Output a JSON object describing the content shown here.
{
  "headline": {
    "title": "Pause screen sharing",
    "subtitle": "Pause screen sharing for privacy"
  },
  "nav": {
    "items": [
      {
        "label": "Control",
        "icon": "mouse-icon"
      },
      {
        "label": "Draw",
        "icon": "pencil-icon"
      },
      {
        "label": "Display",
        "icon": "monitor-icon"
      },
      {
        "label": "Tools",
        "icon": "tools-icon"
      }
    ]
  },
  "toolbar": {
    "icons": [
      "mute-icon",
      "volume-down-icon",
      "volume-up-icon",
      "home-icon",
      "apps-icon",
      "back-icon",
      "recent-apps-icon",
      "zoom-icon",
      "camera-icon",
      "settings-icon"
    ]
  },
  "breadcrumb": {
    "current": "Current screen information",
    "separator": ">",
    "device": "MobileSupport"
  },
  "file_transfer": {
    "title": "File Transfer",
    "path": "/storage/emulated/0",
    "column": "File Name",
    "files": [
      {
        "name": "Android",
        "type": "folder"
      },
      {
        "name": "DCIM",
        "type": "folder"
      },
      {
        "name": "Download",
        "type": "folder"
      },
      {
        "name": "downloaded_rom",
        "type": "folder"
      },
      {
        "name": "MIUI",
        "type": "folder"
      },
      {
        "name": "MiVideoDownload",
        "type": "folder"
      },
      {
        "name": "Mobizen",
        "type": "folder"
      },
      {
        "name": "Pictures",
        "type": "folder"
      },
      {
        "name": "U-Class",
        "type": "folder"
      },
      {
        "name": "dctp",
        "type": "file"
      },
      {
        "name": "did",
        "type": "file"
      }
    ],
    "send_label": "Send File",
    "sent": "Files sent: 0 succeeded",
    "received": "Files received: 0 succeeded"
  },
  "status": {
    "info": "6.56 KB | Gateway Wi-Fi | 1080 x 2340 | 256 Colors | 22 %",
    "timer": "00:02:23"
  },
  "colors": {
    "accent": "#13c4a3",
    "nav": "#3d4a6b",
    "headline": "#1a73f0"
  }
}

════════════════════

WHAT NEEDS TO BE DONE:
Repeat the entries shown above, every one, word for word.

TASK OUTPUT:
Output a JSON object describing the content shown here.
{
  "headline": {
    "title": "Pause screen sharing",
    "subtitle": "Pause screen sharing for privacy"
  },
  "nav": {
    "items": [
      {
        "label": "Control",
        "icon": "mouse-icon"
      },
      {
        "label": "Draw",
        "icon": "pencil-icon"
      },
      {
        "label": "Display",
        "icon": "monitor-icon"
      },
      {
        "label": "Tools",
        "icon": "tools-icon"
      }
    ]
  },
  "toolbar": {
    "icons": [
      "mute-icon",
      "volume-down-icon",
      "volume-up-icon",
      "home-icon",
      "apps-icon",
      "back-icon",
      "recent-apps-icon",
      "zoom-icon",
      "camera-icon",
      "settings-icon"
    ]
  },
  "breadcrumb": {
    "current": "Current screen information",
    "separator": ">",
    "device": "MobileSupport"
  },
  "file_transfer": {
    "title": "File Transfer",
    "path": "/storage/emulated/0",
    "column": "File Name",
    "files": [
      {
        "name": "Android",
        "type": "folder"
      },
      {
        "name": "DCIM",
        "type": "folder"
      },
      {
        "name": "Download",
        "type": "folder"
      },
      {
        "name": "downloaded_rom",
        "type": "folder"
      },
      {
        "name": "MIUI",
        "type": "folder"
      },
      {
        "name": "MiVideoDownload",
        "type": "folder"
      },
      {
        "name": "Mobizen",
        "type": "folder"
      },
      {
        "name": "Pictures",
        "type": "folder"
      },
      {
        "name": "U-Class",
        "type": "folder"
      },
      {
        "name": "dctp",
        "type": "file"
      },
      {
        "name": "did",
        "type": "file"
      }
    ],
    "send_label": "Send File",
    "sent": "Files sent: 0 succeeded",
    "received": "Files received: 0 succeeded"
  },
  "status": {
    "info": "6.56 KB | Gateway Wi-Fi | 1080 x 2340 | 256 Colors | 22 %",
    "timer": "00:02:23"
  },
  "colors": {
    "accent": "#13c4a3",
    "nav": "#3d4a6b",
    "headline": "#1a73f0"
  }
}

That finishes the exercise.